- the gross amount of the pecuniary gain to the defendant as a result of the violations; or
- a specified dollar limitation ranging from $7,500 to $725,000 (id).
Additional non-exhaustive penalties are also possible, including suspension or debarment from contracting with the federal government, cross-debarment by multilateral development banks, and the suspension or revocation of certain export privileges (id at 70).
Answer ... The FCPA’s anti-bribery and accounting provisions do not specify a statute of limitations for criminal actions. Accordingly, the general five-year limitations period set forth in 18 USC § 3282 applies to substantive criminal violations of the act.

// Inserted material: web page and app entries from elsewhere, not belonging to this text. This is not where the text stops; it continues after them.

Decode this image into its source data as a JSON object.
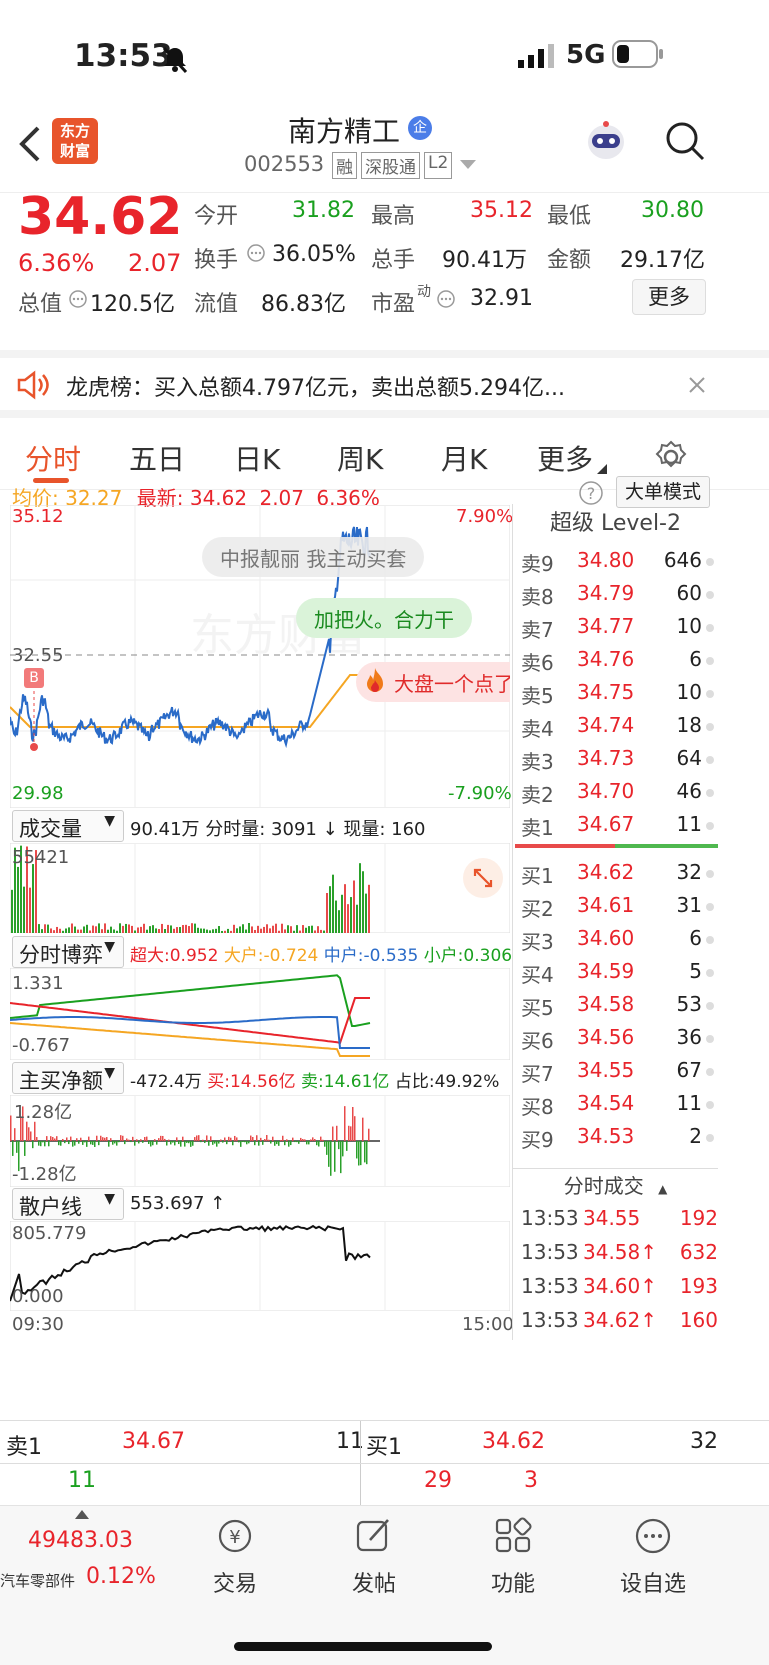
{
  "status": {
    "time": "13:53",
    "network": "5G"
  },
  "nav": {
    "logo_line1": "东方",
    "logo_line2": "财富",
    "title": "南方精工",
    "badge": "企",
    "code": "002553",
    "tags": [
      "融",
      "深股通",
      "L2"
    ]
  },
  "quote": {
    "price": "34.62",
    "pct": "6.36%",
    "chg": "2.07",
    "labels": {
      "open": "今开",
      "high": "最高",
      "low": "最低",
      "turnover": "换手",
      "volume": "总手",
      "amount": "金额",
      "mktcap": "总值",
      "float": "流值",
      "pe": "市盈",
      "pe_sup": "动"
    },
    "open": "31.82",
    "high": "35.12",
    "low": "30.80",
    "turnover": "36.05%",
    "volume": "90.41万",
    "amount": "29.17亿",
    "mktcap": "120.5亿",
    "float": "86.83亿",
    "pe": "32.91",
    "more": "更多"
  },
  "notice": {
    "text": "龙虎榜：买入总额4.797亿元，卖出总额5.294亿..."
  },
  "tabs": [
    "分时",
    "五日",
    "日K",
    "周K",
    "月K",
    "更多"
  ],
  "chart": {
    "avg_label": "均价:",
    "avg": "32.27",
    "latest_label": "最新:",
    "latest": "34.62",
    "chg": "2.07",
    "pct": "6.36%",
    "mode": "大单模式",
    "y_top": "35.12",
    "y_mid": "32.55",
    "y_bot": "29.98",
    "pct_top": "7.90%",
    "pct_bot": "-7.90%",
    "bubble1": "中报靓丽 我主动买套",
    "bubble2": "加把火。合力干",
    "bubble3": "大盘一个点了",
    "marker": "B",
    "watermark": "东方财富"
  },
  "volume": {
    "selector": "成交量",
    "summary": "90.41万 分时量: 3091 ↓ 现量: 160",
    "max": "55421"
  },
  "game": {
    "selector": "分时博弈",
    "super": "超大:0.952",
    "large": "大户:-0.724",
    "mid": "中户:-0.535",
    "small": "小户:0.306",
    "max": "1.331",
    "min": "-0.767"
  },
  "netbuy": {
    "selector": "主买净额",
    "value": "-472.4万",
    "buy": "买:14.56亿",
    "sell": "卖:14.61亿",
    "ratio": "占比:49.92%",
    "max": "1.28亿",
    "min": "-1.28亿"
  },
  "retail": {
    "selector": "散户线",
    "value": "553.697 ↑",
    "max": "805.779",
    "min": "0.000",
    "t_start": "09:30",
    "t_end": "15:00"
  },
  "level2": {
    "title": "超级 Level-2",
    "sells": [
      {
        "label": "卖9",
        "price": "34.80",
        "vol": "646"
      },
      {
        "label": "卖8",
        "price": "34.79",
        "vol": "60"
      },
      {
        "label": "卖7",
        "price": "34.77",
        "vol": "10"
      },
      {
        "label": "卖6",
        "price": "34.76",
        "vol": "6"
      },
      {
        "label": "卖5",
        "price": "34.75",
        "vol": "10"
      },
      {
        "label": "卖4",
        "price": "34.74",
        "vol": "18"
      },
      {
        "label": "卖3",
        "price": "34.73",
        "vol": "64"
      },
      {
        "label": "卖2",
        "price": "34.70",
        "vol": "46"
      },
      {
        "label": "卖1",
        "price": "34.67",
        "vol": "11"
      }
    ],
    "buys": [
      {
        "label": "买1",
        "price": "34.62",
        "vol": "32"
      },
      {
        "label": "买2",
        "price": "34.61",
        "vol": "31"
      },
      {
        "label": "买3",
        "price": "34.60",
        "vol": "6"
      },
      {
        "label": "买4",
        "price": "34.59",
        "vol": "5"
      },
      {
        "label": "买5",
        "price": "34.58",
        "vol": "53"
      },
      {
        "label": "买6",
        "price": "34.56",
        "vol": "36"
      },
      {
        "label": "买7",
        "price": "34.55",
        "vol": "67"
      },
      {
        "label": "买8",
        "price": "34.54",
        "vol": "11"
      },
      {
        "label": "买9",
        "price": "34.53",
        "vol": "2"
      }
    ],
    "trades_title": "分时成交",
    "trades": [
      {
        "time": "13:53",
        "price": "34.55",
        "vol": "192"
      },
      {
        "time": "13:53",
        "price": "34.58↑",
        "vol": "632"
      },
      {
        "time": "13:53",
        "price": "34.60↑",
        "vol": "193"
      },
      {
        "time": "13:53",
        "price": "34.62↑",
        "vol": "160"
      }
    ]
  },
  "bottom": {
    "sell_label": "卖1",
    "sell_price": "34.67",
    "sell_vol": "11",
    "sell_sub": "11",
    "buy_label": "买1",
    "buy_price": "34.62",
    "buy_vol": "32",
    "buy_sub1": "29",
    "buy_sub2": "3"
  },
  "toolbar": {
    "index_value": "49483.03",
    "index_name": "汽车零部件",
    "index_pct": "0.12%",
    "trade": "交易",
    "trade_icon": "¥",
    "post": "发帖",
    "func": "功能",
    "watch": "设自选"
  }
}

However, in FCPA cases involving conspiracies, the government may be able to reach conduct occurring before the five-year limitations period, if the government can prove that one act in furtherance of the conspiracy occurred during the limitations period (DOJ and SEC, “A Resource Guide to the US Foreign Corrupt Practices Act” at 35 (2012, updated 2015)). The DOJ also has the authority to petition a court to suspend the statute of limitations for up to three years in order to obtain evidence from foreign countries (id). In civil cases brought by the SEC, the statute of limitations is set by 28 USC § 2462, which provides for a five-year limitations period, which begins to run “when the claim is first accrued” (id).